▶ _Exercise objective_
Please return every line of the records that contains the word "number".

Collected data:
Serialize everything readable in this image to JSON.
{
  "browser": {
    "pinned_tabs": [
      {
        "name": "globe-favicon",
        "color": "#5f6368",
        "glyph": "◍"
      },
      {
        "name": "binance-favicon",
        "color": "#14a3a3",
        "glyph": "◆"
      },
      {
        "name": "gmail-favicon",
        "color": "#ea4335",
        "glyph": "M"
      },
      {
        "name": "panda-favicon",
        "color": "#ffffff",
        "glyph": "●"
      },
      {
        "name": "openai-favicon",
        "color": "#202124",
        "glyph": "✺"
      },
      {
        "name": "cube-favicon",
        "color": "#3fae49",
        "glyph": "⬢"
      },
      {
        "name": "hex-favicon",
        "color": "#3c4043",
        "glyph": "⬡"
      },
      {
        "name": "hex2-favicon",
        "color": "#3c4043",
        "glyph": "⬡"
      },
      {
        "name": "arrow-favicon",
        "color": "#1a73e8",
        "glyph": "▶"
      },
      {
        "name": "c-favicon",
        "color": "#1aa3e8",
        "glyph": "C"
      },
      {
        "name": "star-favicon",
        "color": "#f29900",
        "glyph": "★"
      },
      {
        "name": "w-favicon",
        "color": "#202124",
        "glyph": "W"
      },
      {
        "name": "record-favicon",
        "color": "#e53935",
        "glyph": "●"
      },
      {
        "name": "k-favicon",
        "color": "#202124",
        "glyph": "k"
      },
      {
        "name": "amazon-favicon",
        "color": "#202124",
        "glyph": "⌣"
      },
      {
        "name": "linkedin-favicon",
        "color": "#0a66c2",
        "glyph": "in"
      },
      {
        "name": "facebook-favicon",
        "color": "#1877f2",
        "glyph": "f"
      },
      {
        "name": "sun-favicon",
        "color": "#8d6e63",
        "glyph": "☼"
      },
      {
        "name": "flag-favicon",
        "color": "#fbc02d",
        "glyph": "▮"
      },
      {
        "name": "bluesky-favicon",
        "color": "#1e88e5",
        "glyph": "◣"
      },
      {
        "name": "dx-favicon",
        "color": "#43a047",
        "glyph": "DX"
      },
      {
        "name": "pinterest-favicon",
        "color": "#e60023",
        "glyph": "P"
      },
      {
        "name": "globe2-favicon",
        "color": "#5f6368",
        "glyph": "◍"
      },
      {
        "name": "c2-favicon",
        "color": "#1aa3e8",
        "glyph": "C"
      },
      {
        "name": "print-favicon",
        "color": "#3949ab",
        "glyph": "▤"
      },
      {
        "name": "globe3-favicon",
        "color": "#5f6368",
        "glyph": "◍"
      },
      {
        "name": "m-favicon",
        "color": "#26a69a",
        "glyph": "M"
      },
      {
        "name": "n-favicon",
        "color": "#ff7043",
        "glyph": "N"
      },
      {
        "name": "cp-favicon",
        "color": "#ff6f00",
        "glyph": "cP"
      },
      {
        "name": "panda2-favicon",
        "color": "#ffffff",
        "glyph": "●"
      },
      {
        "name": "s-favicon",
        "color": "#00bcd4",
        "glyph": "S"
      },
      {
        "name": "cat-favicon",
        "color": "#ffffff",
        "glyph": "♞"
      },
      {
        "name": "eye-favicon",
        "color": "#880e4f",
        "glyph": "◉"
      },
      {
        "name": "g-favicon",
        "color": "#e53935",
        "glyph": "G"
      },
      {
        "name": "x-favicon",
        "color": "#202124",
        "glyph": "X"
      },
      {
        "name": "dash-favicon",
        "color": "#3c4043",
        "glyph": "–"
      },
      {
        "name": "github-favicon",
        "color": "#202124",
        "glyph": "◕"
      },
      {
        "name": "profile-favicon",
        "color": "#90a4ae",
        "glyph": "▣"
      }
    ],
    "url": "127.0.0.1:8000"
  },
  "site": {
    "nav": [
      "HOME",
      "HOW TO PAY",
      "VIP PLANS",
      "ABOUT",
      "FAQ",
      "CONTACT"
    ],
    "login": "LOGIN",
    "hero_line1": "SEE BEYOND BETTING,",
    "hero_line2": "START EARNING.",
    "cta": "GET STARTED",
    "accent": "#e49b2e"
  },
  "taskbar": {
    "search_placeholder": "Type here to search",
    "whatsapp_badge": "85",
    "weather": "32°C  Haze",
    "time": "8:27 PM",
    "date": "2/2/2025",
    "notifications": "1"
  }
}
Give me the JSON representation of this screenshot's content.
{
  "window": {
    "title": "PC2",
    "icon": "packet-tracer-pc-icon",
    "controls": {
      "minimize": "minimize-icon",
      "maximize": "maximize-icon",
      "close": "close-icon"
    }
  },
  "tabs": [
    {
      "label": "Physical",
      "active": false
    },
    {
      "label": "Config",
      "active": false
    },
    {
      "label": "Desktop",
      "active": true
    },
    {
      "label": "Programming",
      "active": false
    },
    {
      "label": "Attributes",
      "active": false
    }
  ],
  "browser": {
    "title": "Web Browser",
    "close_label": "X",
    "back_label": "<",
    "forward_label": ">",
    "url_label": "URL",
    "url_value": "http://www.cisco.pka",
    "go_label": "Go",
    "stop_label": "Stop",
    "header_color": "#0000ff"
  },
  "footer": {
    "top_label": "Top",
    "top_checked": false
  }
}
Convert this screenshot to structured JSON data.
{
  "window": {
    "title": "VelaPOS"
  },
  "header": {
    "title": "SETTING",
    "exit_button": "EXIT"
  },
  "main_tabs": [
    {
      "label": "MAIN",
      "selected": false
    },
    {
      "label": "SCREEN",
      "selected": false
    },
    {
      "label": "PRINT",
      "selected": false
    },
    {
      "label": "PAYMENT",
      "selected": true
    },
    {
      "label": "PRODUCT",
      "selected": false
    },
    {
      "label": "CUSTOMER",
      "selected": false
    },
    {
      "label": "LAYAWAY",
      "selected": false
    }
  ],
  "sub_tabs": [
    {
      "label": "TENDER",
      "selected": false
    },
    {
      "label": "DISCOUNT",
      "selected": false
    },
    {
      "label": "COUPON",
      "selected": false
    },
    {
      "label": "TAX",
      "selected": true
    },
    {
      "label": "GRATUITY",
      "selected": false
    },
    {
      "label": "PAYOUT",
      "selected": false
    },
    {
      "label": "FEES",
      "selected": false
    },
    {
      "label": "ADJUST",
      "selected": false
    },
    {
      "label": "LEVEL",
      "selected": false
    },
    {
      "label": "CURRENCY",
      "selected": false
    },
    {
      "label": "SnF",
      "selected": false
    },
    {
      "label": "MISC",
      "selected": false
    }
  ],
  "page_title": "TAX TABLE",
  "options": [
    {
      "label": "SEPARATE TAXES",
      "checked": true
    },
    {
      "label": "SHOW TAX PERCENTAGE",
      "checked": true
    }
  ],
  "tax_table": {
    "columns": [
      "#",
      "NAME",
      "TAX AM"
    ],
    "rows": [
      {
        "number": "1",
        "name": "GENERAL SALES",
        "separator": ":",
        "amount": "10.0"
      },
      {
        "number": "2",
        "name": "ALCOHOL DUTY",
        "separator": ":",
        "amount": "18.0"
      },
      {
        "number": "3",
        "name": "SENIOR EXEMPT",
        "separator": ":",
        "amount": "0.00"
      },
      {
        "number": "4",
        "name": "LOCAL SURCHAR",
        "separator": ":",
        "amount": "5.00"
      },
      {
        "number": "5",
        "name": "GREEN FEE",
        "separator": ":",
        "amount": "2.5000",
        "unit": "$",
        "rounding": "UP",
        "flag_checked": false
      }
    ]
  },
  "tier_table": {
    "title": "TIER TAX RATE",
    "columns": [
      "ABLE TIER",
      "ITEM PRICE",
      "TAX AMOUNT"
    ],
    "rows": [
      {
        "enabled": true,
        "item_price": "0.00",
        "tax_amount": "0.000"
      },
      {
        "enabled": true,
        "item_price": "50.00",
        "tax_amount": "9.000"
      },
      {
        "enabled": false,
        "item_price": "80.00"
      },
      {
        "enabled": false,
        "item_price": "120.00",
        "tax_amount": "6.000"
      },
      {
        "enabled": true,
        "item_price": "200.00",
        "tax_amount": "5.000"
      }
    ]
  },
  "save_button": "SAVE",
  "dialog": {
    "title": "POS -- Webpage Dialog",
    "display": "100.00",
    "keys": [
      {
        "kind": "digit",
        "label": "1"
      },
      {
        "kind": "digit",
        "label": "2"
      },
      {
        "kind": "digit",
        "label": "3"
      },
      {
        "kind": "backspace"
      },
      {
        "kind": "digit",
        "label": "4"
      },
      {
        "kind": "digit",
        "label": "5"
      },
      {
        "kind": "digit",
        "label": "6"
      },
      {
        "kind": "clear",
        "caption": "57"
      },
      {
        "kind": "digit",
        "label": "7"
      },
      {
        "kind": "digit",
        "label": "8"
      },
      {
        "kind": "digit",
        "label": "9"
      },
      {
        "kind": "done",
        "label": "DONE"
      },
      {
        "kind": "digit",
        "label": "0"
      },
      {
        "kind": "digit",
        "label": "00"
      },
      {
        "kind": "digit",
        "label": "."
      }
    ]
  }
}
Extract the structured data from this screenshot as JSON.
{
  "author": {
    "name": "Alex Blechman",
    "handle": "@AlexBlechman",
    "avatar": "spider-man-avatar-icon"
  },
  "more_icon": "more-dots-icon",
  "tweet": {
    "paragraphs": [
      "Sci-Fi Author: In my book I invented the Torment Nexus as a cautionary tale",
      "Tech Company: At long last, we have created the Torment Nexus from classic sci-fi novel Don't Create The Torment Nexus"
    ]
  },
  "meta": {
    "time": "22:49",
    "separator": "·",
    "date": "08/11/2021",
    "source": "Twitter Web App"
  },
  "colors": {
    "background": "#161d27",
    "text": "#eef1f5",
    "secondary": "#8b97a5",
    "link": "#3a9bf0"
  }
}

▶ _The answer_
        "number": "1",
        "number": "2",
        "number": "3",
        "number": "4",
        "number": "5",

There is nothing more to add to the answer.